- Tips for Getting Started in Astronomy
- Dark Eye Adaption - How We See In the Dark
- Light Pollution
- Using Star Charts and Measuring Distance
- Constellation Guide
- Binocular Astronomy
- Moon Watching - How to Observe the Moon
- Buying Your First Telescope
- Your First Night With Your First Telescope
- Sky Orientation through a Telescope
- Polar Alignment of an Equatorial Telescope Mount
- Useful Astronomy Filters for Astrophotography
Constellation guide to the 88 official constellations which divide up the sky. These constellations are used to help navigate the celestial sphere. The Constellations are patterns in the sky which have been to invented and have deep mythology behind them. Constellations cover massive areas in the sky and as such are very easy to find.
The Son of Zeus
The stars of the constellation Hercules can be connected in an alternative way, which graphically shows the hero in an athletic pose and holding a club.

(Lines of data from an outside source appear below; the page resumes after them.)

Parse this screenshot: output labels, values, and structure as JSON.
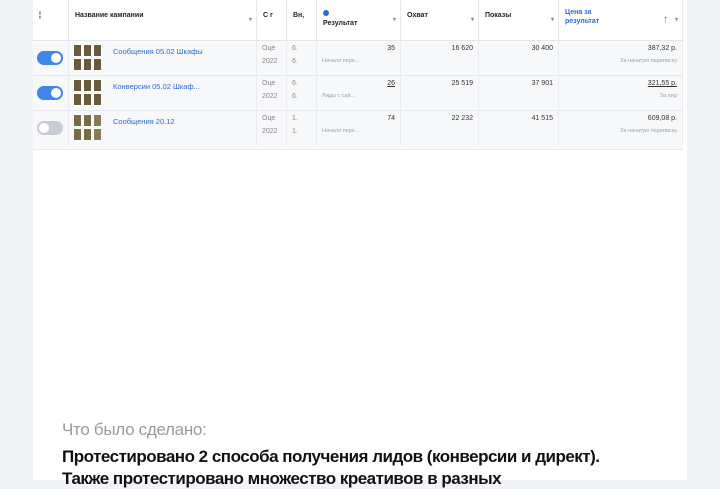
{
  "table": {
    "headers": {
      "col_toggle": "¦",
      "col_name": "Название кампании",
      "col_status": "С г",
      "col_delivery": "Вн,",
      "col_result": "Результат",
      "col_reach": "Охват",
      "col_impressions": "Показы",
      "col_cost": "Цена за результат"
    },
    "rows": [
      {
        "enabled": true,
        "name": "Сообщения 05.02 Шкафы",
        "status_a": "Оце",
        "status_b": "2022",
        "delivery_a": "6.",
        "delivery_b": "6.",
        "result": "35",
        "result_sub": "Начало пере...",
        "reach": "16 620",
        "impressions": "30 400",
        "cost": "387,32 р.",
        "cost_sub": "За начатую переписку"
      },
      {
        "enabled": true,
        "name": "Конверсии 05.02 Шкаф...",
        "status_a": "Оце",
        "status_b": "2022",
        "delivery_a": "6.",
        "delivery_b": "6.",
        "result": "26",
        "result_sub": "Лиды с сай...",
        "reach": "25 519",
        "impressions": "37 901",
        "cost": "321,55 р.",
        "cost_sub": "За лид"
      },
      {
        "enabled": false,
        "name": "Сообщения 20.12",
        "status_a": "Оце",
        "status_b": "2022",
        "delivery_a": "1.",
        "delivery_b": "1.",
        "result": "74",
        "result_sub": "Начало пере...",
        "reach": "22 232",
        "impressions": "41 515",
        "cost": "609,08 р.",
        "cost_sub": "За начатую переписку"
      }
    ]
  },
  "text": {
    "what_was_done": "Что было сделано:",
    "line1": "Протестировано 2 способа получения лидов (конверсии и директ).",
    "line2": "Также протестировано множество креативов в разных"
  },
  "colors": {
    "toggle_on": "#3f86e8",
    "toggle_off": "#c9ccd2",
    "link": "#2a6ccf"
  }
}
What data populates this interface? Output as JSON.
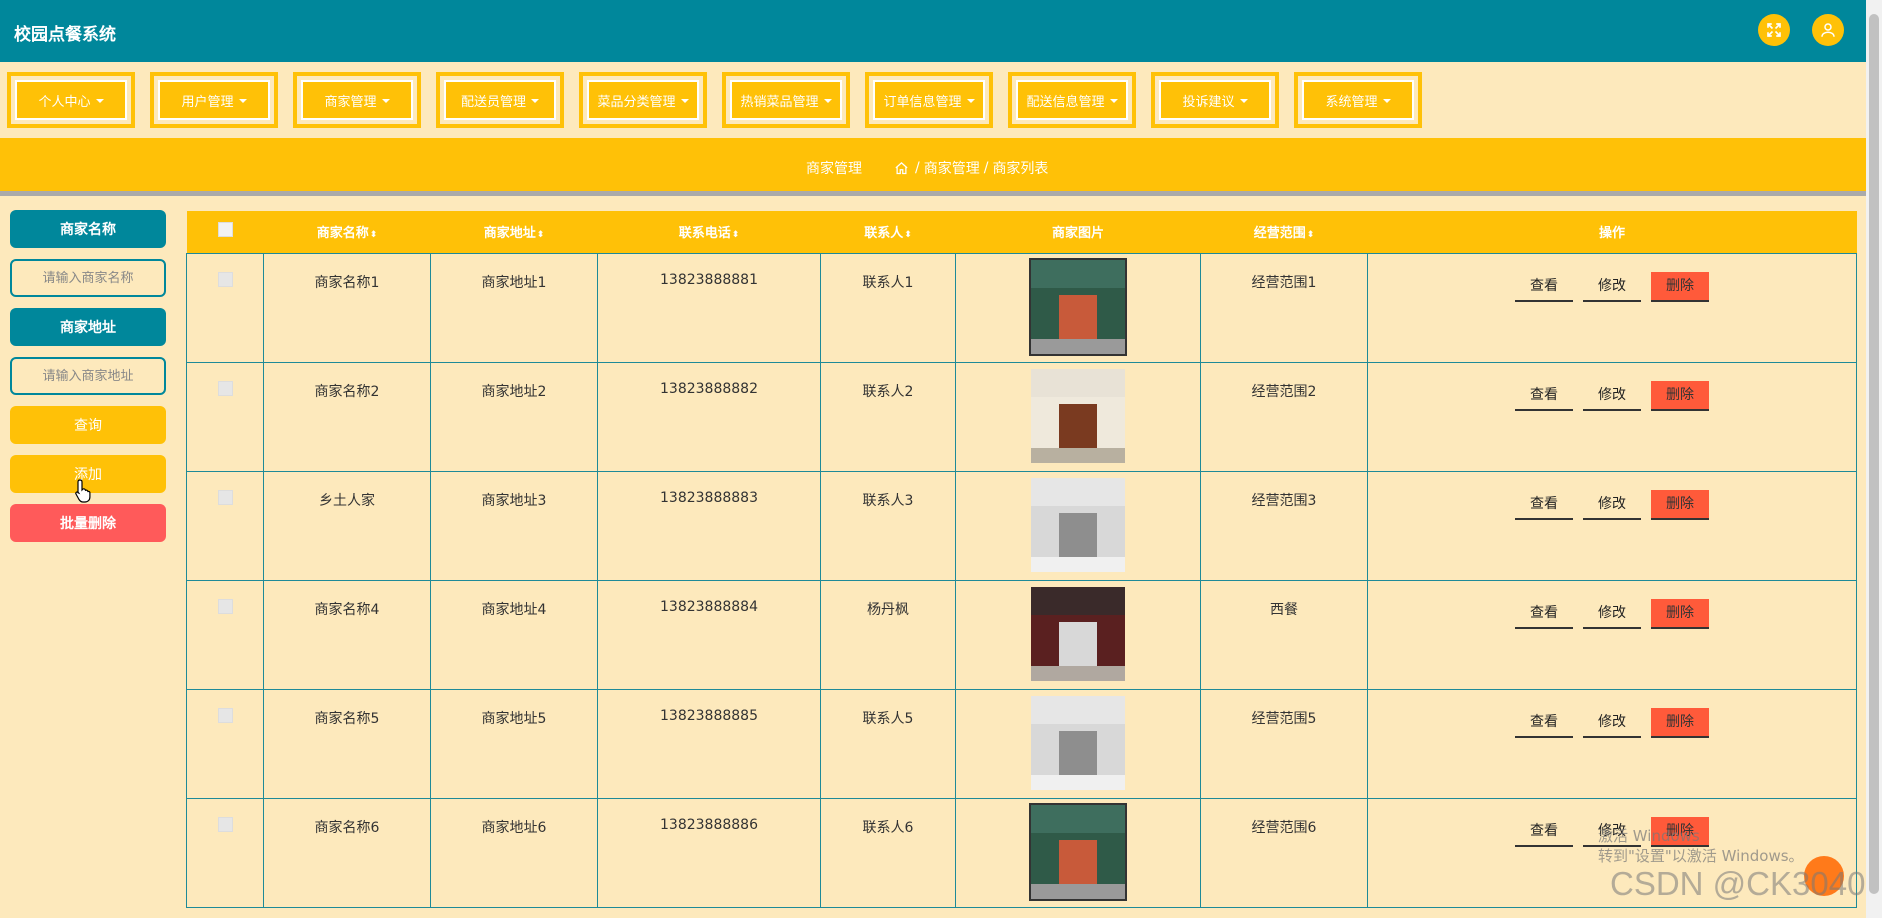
{
  "header": {
    "title": "校园点餐系统"
  },
  "menu": [
    {
      "label": "个人中心"
    },
    {
      "label": "用户管理"
    },
    {
      "label": "商家管理"
    },
    {
      "label": "配送员管理"
    },
    {
      "label": "菜品分类管理"
    },
    {
      "label": "热销菜品管理"
    },
    {
      "label": "订单信息管理"
    },
    {
      "label": "配送信息管理"
    },
    {
      "label": "投诉建议"
    },
    {
      "label": "系统管理"
    }
  ],
  "breadcrumb": {
    "title": "商家管理",
    "path": [
      "商家管理",
      "商家列表"
    ],
    "separator": "/"
  },
  "sidebar": {
    "name_label": "商家名称",
    "name_placeholder": "请输入商家名称",
    "address_label": "商家地址",
    "address_placeholder": "请输入商家地址",
    "query": "查询",
    "add": "添加",
    "batch_delete": "批量删除"
  },
  "table": {
    "columns": [
      "商家名称",
      "商家地址",
      "联系电话",
      "联系人",
      "商家图片",
      "经营范围",
      "操作"
    ],
    "actions": {
      "view": "查看",
      "edit": "修改",
      "delete": "删除"
    },
    "rows": [
      {
        "name": "商家名称1",
        "address": "商家地址1",
        "phone": "13823888881",
        "contact": "联系人1",
        "scope": "经营范围1",
        "image": "storefront-green"
      },
      {
        "name": "商家名称2",
        "address": "商家地址2",
        "phone": "13823888882",
        "contact": "联系人2",
        "scope": "经营范围2",
        "image": "storefront-white"
      },
      {
        "name": "乡土人家",
        "address": "商家地址3",
        "phone": "13823888883",
        "contact": "联系人3",
        "scope": "经营范围3",
        "image": "interior-grey"
      },
      {
        "name": "商家名称4",
        "address": "商家地址4",
        "phone": "13823888884",
        "contact": "杨丹枫",
        "scope": "西餐",
        "image": "storefront-dark"
      },
      {
        "name": "商家名称5",
        "address": "商家地址5",
        "phone": "13823888885",
        "contact": "联系人5",
        "scope": "经营范围5",
        "image": "interior-grey"
      },
      {
        "name": "商家名称6",
        "address": "商家地址6",
        "phone": "13823888886",
        "contact": "联系人6",
        "scope": "经营范围6",
        "image": "storefront-green"
      }
    ]
  },
  "overlay": {
    "activate_line1": "激活 Windows",
    "activate_line2": "转到\"设置\"以激活 Windows。",
    "csdn": "CSDN @CK3040"
  },
  "colors": {
    "header": "#00879b",
    "accent": "#ffc107",
    "background": "#fde9bc",
    "danger": "#ff5a3a"
  }
}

The solar apex, i.e., the point on the sky which marks the direction that the Sun is moving in its orbit around the center of the Milky Way, is located within Hercules, close to Vega in neighboring Lyra. Hercules contains two of the most conspicuous globular clusters: M13, the brightest globular cluster in the northern hemisphere, and M92.
Hercules was the demigod son of Zeus and Alcmene. One of the most widely known of the Greek heroes, he is best known for his superhuman strength, strong emotions, quickness to act, and often poorly thought out plans. Many stories are told of his life, the most important of which is the story of The Twelve Labours.
Notable Objects in Hercules
Hercules contains two bright globular clusters: M13, the brightest globular cluster in the northern hemisphere, and M92. NGC 6229 is a dimmer globular cluster, the third brightest in Hercules.
NGC 6210 is a planetary nebula of the 9th magnitude
Photos of Hercules
I have no photos of Hercules yet.
Northern Circumpolar Constellations
These constellations can be viewed all year round in the Northern hemisphere as they move in a counterclockwise direction around the north celestial pole without setting or dipping below the horizon.
Northern Spring Constellations
These Northern constellations are best viewed around the spring months. The rest of the year the constellation will not rise during the night.
Northern Autumn Constellations
These Northern constellations are best viewed around the autumn months. The rest of the year the constellation will not rise during the night.
Last updated on: Wednesday 24th January 2018